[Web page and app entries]
☆ ☆ ☆ ☆ ☆

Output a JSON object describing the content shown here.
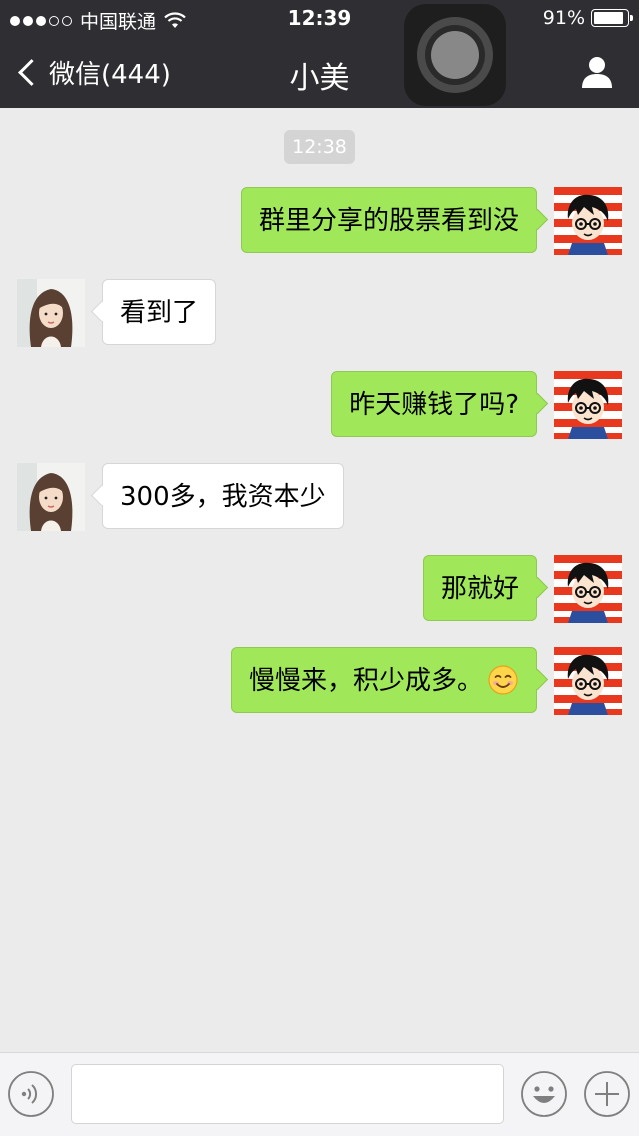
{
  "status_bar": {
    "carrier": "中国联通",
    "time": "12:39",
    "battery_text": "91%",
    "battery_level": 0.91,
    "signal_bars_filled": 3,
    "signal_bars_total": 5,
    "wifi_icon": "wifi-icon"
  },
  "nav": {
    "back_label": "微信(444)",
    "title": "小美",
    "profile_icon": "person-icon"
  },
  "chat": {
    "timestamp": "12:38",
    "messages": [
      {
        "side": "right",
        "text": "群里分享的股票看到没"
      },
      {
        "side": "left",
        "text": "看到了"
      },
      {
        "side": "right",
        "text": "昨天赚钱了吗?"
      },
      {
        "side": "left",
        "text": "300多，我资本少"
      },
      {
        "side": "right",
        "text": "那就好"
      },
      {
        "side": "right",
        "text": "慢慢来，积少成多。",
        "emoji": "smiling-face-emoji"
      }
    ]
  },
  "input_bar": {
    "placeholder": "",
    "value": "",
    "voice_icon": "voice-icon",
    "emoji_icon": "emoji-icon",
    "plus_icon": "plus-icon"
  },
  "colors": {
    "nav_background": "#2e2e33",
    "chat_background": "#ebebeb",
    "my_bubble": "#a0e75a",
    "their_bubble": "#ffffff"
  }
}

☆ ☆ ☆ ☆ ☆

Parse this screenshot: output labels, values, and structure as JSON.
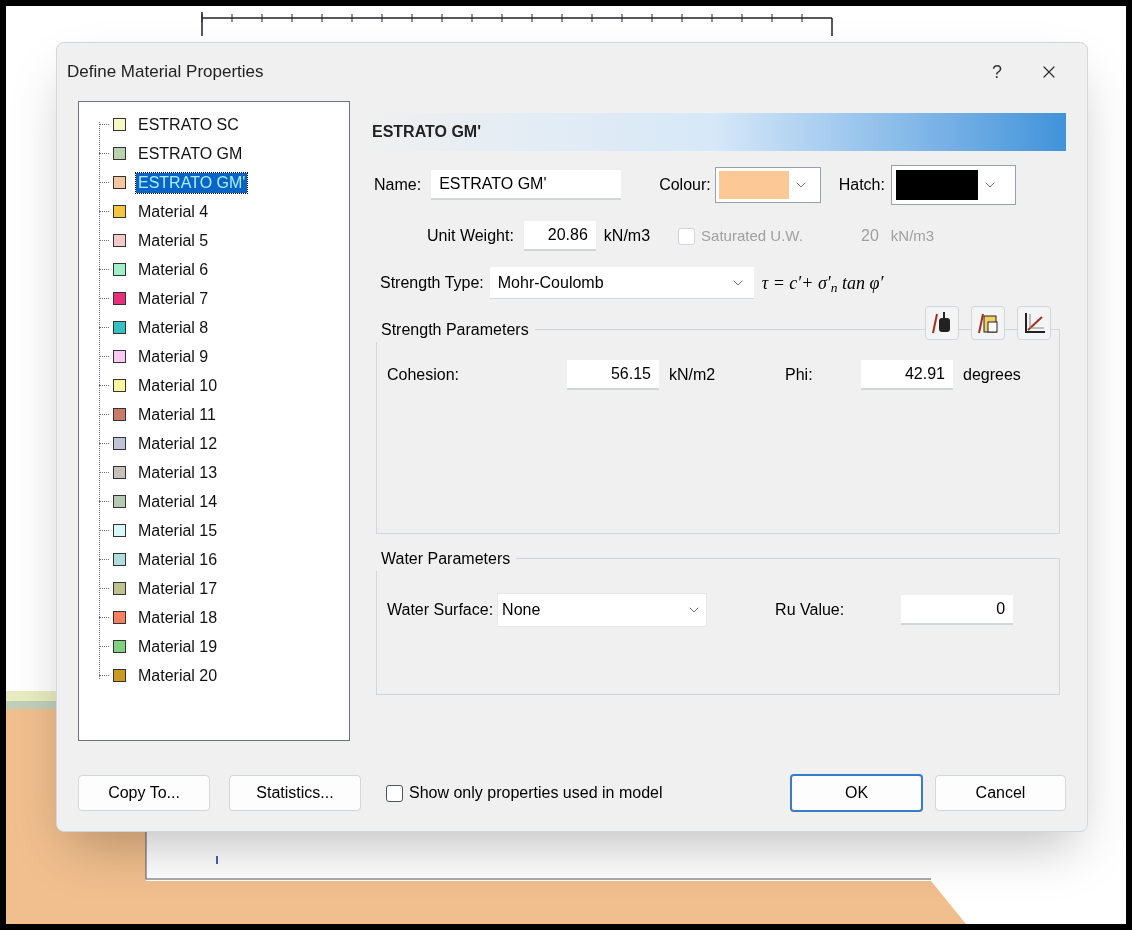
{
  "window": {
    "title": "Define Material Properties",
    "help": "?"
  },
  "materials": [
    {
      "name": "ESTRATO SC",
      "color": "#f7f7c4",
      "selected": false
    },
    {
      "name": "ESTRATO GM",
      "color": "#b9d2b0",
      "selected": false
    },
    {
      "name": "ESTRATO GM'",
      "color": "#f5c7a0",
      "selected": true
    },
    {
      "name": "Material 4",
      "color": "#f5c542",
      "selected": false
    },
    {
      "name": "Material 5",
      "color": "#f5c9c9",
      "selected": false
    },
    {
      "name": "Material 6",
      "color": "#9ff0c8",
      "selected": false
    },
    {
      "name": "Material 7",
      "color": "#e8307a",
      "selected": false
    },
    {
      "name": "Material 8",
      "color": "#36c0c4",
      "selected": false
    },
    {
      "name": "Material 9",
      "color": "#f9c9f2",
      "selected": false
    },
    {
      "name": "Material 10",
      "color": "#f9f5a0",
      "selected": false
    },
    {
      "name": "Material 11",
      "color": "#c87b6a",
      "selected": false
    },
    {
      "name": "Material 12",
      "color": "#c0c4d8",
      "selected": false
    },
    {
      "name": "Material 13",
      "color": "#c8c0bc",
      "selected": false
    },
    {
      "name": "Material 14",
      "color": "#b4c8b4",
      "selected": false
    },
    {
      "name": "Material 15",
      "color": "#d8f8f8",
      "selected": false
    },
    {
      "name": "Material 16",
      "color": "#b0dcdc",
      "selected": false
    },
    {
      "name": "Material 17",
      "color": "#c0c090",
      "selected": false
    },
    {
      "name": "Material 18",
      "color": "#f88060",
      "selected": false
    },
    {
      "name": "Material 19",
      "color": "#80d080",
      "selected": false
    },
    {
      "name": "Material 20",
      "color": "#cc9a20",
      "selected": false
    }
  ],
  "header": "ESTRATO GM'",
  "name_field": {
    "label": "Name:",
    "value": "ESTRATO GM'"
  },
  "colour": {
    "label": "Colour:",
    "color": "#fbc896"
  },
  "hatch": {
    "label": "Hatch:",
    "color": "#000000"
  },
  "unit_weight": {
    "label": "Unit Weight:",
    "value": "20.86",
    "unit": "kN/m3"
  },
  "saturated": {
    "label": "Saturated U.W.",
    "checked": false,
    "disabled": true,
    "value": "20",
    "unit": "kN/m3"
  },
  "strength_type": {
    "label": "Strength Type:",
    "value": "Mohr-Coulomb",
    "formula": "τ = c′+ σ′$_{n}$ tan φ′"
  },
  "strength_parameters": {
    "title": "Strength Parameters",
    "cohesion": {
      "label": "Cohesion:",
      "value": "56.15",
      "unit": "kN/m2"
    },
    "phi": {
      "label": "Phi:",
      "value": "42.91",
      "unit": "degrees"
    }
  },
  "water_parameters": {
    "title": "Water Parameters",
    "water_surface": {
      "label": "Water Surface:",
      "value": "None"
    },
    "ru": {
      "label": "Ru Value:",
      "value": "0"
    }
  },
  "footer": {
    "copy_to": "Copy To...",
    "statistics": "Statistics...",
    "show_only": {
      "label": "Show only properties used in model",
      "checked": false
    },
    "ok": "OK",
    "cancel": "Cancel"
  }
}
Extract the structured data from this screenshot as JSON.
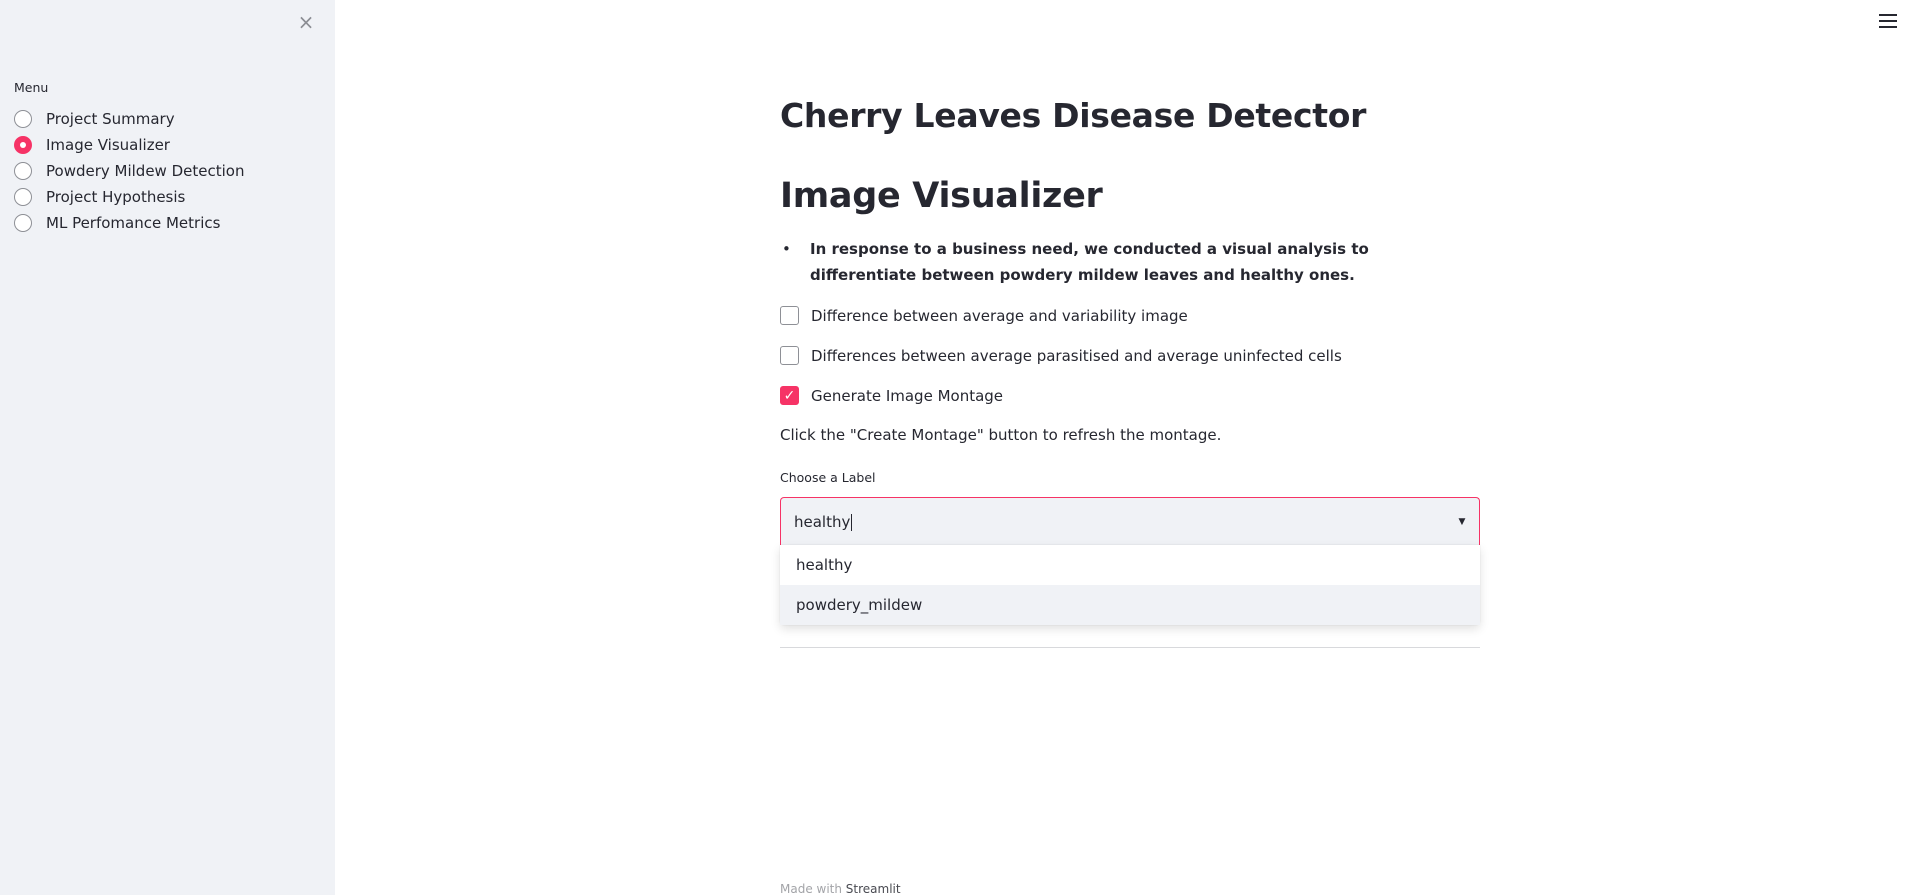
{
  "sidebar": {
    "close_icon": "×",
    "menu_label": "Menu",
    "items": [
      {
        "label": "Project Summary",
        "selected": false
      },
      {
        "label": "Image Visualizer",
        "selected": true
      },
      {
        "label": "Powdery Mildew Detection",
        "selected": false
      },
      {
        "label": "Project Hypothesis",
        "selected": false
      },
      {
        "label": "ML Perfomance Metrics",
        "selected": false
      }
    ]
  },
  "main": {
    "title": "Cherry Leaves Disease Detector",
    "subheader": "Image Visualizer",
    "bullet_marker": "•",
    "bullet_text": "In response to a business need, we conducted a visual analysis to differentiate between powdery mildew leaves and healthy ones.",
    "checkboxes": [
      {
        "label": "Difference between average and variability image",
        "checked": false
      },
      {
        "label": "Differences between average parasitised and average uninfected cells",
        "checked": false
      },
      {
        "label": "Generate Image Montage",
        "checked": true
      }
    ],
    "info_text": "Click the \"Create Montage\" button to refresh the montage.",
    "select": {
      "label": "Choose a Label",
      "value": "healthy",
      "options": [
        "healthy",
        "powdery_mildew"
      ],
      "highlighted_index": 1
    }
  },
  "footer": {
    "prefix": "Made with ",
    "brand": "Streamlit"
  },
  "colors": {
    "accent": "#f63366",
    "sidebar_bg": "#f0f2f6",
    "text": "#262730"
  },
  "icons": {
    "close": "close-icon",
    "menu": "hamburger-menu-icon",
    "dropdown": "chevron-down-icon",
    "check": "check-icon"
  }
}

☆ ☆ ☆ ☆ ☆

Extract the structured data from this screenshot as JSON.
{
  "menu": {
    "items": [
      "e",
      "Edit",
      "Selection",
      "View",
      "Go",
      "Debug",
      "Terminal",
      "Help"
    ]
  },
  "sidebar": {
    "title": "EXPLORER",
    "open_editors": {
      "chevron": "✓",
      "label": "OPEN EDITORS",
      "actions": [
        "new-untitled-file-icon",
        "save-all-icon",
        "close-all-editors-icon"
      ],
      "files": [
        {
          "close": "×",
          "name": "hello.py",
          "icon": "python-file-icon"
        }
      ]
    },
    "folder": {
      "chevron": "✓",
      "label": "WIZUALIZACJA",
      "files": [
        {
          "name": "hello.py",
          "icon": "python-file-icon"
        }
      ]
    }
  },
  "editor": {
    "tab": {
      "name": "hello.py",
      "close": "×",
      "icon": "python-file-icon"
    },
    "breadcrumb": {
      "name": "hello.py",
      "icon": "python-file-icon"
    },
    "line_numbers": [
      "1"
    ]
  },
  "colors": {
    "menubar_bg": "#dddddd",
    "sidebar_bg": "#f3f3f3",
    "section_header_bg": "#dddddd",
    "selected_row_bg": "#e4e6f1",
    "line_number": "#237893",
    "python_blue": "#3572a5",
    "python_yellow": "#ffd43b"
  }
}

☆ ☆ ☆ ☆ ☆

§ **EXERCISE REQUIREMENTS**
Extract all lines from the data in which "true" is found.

§ **RESULT FOR THIS TASK**
      "selected": true
    "disabled": true,
        "selected": true
        "checked": true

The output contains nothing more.